It is my goal to open my students’ minds to new ways of thinking, to guide them to achieve academic excellence, and to strive to create a more compassionate community.
“Holly is the type of teacher all others should aspire to be like… She is so committed to students loving, living and learning the language that she does everything she can to help students understand. And on the off chance someone still doesn’t get it and we have to move on to stay on schedule, Holly will take time outside of class to meet with you to make sure you do.”
— Student evaluation, French 125, Winter 2014
I believe that a teacher should possess a heightened sense of curiosity, an open mind, and an awareness of the privilege of her position. I respect my students by carefully planning all classes, by clearly outlining my expectations, and by making myself available to them on an individual basis. In return, I expect that my students engage fully with the course.
It is my job to provide a motivating environment which is structured enough so that students feel comfortable, yet is rigorous so that they are constantly challenged.
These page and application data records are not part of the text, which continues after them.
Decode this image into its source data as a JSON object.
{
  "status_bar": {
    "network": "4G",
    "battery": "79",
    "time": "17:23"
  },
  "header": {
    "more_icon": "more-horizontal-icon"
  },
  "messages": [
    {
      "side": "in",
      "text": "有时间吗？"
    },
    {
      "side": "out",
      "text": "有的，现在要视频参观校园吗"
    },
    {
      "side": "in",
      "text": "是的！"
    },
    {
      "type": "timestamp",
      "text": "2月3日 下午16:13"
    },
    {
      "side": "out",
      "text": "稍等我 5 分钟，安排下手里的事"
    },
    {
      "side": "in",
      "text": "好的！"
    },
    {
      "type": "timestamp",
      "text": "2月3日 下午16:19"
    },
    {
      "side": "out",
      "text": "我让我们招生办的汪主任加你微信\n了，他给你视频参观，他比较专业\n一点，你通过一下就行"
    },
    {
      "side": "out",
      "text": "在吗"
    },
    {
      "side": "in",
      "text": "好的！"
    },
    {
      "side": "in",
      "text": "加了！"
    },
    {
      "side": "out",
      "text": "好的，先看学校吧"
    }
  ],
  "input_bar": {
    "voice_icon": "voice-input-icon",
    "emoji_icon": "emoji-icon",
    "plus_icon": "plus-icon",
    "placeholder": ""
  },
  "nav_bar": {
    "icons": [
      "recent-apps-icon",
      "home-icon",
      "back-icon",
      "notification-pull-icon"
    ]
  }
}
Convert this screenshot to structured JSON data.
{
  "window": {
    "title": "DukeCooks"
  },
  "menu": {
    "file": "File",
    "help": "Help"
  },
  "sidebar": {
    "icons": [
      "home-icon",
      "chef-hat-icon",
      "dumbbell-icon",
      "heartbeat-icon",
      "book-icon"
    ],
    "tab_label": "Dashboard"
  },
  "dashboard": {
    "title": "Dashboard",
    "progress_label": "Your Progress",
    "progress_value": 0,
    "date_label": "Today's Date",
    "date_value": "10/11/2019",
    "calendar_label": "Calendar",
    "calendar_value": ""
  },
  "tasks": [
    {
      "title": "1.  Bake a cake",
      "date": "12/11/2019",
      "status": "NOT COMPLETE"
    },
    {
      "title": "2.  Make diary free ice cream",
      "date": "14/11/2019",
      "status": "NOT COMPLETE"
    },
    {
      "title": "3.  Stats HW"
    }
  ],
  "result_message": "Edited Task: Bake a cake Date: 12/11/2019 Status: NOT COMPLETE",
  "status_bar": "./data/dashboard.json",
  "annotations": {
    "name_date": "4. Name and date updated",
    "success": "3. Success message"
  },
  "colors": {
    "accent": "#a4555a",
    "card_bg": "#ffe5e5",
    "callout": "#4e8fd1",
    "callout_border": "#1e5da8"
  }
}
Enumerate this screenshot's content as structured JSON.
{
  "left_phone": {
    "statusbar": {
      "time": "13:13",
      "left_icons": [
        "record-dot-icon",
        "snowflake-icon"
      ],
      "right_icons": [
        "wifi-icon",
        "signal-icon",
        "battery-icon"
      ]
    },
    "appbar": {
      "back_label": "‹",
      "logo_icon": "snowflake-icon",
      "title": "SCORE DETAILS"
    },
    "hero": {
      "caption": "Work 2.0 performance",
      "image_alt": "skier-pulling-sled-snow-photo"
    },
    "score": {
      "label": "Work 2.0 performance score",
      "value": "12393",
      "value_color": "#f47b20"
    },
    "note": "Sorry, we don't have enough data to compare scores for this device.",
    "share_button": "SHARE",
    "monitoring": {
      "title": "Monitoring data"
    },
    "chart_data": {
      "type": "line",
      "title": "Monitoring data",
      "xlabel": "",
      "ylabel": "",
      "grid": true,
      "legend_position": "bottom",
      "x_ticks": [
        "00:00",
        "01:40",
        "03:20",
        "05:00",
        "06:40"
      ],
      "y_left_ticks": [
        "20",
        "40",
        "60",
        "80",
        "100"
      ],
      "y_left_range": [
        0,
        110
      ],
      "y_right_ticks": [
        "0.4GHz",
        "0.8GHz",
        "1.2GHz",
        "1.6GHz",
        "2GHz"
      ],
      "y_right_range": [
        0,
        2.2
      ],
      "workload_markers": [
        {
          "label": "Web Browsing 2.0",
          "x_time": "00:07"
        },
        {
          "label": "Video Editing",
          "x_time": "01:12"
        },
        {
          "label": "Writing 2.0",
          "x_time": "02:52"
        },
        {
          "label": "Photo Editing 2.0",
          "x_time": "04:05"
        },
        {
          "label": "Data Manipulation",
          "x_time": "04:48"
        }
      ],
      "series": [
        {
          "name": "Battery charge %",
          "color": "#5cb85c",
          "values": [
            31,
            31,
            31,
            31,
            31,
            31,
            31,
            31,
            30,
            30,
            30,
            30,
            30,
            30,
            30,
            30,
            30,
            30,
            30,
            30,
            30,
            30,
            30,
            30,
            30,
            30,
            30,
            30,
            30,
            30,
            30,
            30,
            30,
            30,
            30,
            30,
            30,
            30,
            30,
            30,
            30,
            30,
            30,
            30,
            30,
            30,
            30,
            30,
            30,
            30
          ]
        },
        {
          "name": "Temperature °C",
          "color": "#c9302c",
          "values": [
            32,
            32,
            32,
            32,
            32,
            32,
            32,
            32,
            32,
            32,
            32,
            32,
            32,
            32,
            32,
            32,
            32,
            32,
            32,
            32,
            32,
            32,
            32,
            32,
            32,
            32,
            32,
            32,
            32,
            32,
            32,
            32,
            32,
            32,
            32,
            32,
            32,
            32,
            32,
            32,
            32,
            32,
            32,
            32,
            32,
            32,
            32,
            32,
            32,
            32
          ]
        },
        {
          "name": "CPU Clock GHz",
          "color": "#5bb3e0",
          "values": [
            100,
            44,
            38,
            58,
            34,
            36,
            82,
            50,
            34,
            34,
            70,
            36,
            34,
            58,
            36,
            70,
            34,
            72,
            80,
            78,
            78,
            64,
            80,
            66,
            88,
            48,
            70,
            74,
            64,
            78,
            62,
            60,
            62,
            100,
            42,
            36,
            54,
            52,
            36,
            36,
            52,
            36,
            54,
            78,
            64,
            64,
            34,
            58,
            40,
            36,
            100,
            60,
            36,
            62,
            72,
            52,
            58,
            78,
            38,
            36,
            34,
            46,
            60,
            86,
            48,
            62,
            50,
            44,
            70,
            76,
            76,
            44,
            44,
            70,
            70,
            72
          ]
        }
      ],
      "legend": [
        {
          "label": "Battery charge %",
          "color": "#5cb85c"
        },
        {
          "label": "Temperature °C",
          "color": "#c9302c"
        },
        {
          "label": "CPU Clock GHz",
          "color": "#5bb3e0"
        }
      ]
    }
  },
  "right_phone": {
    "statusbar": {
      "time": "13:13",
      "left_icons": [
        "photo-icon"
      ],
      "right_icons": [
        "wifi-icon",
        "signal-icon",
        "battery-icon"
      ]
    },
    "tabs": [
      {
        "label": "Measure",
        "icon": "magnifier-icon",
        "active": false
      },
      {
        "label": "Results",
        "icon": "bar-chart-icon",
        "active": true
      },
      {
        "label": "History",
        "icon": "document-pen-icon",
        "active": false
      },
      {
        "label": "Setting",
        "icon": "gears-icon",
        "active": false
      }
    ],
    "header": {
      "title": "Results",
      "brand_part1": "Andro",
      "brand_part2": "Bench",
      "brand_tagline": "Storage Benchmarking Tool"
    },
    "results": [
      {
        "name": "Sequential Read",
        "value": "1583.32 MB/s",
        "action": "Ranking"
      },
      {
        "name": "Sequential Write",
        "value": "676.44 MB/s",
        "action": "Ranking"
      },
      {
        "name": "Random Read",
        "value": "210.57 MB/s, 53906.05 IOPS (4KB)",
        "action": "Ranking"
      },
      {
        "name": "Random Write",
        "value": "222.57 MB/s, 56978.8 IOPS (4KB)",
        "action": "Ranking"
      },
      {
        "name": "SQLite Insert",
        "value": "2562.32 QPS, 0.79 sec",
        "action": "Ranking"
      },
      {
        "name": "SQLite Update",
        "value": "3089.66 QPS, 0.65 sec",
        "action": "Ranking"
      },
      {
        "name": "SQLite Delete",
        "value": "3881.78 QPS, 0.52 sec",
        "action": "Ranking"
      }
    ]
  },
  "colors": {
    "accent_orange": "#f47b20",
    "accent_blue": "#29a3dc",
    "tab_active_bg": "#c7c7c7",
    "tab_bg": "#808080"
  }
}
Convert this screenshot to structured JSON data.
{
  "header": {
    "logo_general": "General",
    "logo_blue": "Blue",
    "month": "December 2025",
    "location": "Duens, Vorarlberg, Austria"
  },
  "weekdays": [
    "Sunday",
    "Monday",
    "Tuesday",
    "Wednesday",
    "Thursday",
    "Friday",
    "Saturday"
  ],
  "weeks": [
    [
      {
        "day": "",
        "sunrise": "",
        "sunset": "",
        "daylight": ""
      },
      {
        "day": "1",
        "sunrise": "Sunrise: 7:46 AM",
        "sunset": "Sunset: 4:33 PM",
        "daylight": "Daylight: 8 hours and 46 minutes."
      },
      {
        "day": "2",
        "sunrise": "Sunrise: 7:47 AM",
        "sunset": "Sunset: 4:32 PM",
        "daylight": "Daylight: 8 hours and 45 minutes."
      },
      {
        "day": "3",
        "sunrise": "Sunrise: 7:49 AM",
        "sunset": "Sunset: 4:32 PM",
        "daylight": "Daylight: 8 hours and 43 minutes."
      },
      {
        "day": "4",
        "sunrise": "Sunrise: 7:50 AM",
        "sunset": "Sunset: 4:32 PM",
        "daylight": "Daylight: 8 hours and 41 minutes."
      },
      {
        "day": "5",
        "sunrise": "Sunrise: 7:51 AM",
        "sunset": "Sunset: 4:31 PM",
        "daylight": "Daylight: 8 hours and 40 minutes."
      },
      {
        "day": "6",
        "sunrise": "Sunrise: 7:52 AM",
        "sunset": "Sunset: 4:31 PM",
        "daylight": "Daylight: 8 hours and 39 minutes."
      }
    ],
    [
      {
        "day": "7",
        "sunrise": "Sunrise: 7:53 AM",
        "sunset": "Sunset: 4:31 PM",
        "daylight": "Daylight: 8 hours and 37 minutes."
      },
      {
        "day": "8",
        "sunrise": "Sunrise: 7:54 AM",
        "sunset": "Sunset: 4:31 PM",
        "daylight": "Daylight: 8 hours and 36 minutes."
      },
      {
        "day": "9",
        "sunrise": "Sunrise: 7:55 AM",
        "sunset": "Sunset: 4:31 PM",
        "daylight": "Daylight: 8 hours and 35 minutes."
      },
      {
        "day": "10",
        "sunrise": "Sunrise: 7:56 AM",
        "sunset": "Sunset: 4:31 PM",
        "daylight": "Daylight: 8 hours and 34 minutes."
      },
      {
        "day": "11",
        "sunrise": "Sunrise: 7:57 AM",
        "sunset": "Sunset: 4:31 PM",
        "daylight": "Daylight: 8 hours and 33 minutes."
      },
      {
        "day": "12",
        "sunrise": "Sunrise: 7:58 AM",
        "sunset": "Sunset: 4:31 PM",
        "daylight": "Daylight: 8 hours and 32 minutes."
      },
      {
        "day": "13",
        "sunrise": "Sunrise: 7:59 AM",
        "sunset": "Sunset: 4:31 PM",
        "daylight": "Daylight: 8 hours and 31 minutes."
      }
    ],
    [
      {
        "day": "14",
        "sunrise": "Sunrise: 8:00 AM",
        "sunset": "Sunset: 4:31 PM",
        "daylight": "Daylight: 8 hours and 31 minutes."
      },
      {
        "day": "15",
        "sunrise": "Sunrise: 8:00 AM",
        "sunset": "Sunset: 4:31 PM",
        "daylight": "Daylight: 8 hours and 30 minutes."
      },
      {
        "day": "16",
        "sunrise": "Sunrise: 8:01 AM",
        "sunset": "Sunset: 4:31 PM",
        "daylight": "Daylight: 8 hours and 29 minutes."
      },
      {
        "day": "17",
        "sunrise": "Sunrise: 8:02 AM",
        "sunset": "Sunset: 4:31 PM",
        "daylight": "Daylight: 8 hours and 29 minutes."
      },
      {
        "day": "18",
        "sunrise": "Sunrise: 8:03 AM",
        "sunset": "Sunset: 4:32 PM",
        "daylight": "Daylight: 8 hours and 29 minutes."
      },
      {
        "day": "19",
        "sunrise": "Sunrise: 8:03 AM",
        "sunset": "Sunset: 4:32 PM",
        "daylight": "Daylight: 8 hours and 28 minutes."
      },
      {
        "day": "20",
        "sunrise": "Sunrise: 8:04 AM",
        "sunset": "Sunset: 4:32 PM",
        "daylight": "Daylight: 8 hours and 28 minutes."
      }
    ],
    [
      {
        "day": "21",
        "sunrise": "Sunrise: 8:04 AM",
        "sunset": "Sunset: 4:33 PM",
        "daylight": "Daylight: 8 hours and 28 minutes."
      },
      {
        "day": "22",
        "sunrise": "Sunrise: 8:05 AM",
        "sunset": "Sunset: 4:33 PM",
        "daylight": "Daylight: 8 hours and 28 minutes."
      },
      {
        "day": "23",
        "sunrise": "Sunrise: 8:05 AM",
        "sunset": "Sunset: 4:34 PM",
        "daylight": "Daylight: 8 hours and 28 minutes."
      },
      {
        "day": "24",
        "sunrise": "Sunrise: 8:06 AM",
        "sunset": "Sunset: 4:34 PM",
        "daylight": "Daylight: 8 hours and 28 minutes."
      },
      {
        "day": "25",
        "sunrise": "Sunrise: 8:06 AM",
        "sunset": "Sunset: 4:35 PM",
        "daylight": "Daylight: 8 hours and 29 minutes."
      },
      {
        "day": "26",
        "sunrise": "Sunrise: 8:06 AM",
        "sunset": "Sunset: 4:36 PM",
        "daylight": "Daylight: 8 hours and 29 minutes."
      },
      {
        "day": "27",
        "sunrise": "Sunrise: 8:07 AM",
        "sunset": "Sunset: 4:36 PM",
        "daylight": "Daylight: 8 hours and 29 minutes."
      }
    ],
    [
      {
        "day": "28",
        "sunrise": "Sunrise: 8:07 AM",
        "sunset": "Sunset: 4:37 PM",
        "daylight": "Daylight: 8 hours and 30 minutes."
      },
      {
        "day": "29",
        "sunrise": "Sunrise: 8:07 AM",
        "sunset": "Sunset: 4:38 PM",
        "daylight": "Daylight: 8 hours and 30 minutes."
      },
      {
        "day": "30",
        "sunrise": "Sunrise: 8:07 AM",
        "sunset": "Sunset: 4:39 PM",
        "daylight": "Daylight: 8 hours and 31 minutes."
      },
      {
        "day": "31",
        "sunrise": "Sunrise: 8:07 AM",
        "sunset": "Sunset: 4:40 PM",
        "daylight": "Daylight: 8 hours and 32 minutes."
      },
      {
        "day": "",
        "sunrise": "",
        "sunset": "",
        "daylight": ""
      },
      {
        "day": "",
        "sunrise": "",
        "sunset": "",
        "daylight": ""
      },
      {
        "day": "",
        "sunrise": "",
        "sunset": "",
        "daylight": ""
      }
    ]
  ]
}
I consequently ask my students to tackle difficult texts, to think creatively, and to take risks intellectually.
Teaching Language and Culture
My pedagogical training has consistently focused on methods which promote the ACTFL standards of oral proficiency. In addition to pedagogy classes at the University of Georgia and at Northwestern University, I also participated in the ACTFL workshop and international conference. I am a certified Oral Proficiency Interviewer for French.
I have found that using communicative classroom activities, along with guided on-line language activities, greatly improves students’ speaking skills. Moreover, I strive to promote cultural awareness in my classes, drawing from French and Francophone music, film, art, literature, and current events. My students work in groups to present a region of France or Francophone country.
I believe that difficult texts and concepts work well in an introductory or intermediate environment. They not only prepare students for more advanced classes, but also, they give students an added sense of accomplishment by creating a stimulating learning environment. For example, I teach selections from Franz Fanon’s Peau noire, masques blancs to my first year students, so that they begin to think immediately about the significance of speaking a “foreign” language. I also ask intermediate students to write thoughtful essays, to read longer texts, and to prepare well-thought out presentations.
Teaching with Technology
One of my successful beginning language courses uses a web project I created called “Bon Appétit!” The web pages guide students through different activities as they work in small groups to create their own “virtual restaurants.” At the end of the course, each group creates an on-line dossier in the target language which includes a description of their restaurant, a menu, a floor plan, a newspaper restaurant review, directions for taking the metro, and an advertisement. On the final day of class, the groups present their projects, performing commercials, which I film and put on-line.
Past students clearly enjoyed this type of project, and it is rewarding since students learn not only to negotiate, to compromise, and to problem solve in the target language, but also, to appreciate the culture, history, and day-to-day life of those in a French-speaking country. I have found that technology, when used with care, can be invaluable in the language-learning classroom.
I think that literature is a unique form of text which requires students to pay particular attention to literary construction, poetic or figurative language, authorial intent, and genre. At the same time, the study of literature promote a socially conscious understanding French culture. I ask students to consider for instance, how the literary text enters into the political, artistic, philosophical, or economic “conversation” of its time. To this end, I help students to place the text within a broader cultural context even as they also are trained to draw out its narrative secrets. I believe that students must have a sense of the “real-world” importance of literary texts; to this end, I ask students to reflect on difficult questions of race, gender, and structures of power. I think that the best literature course is one where my students feel empowered to analyze literary texts in writing and discussion, where they continue conversations about the books outside of class, and where they leave with a hunger to read more.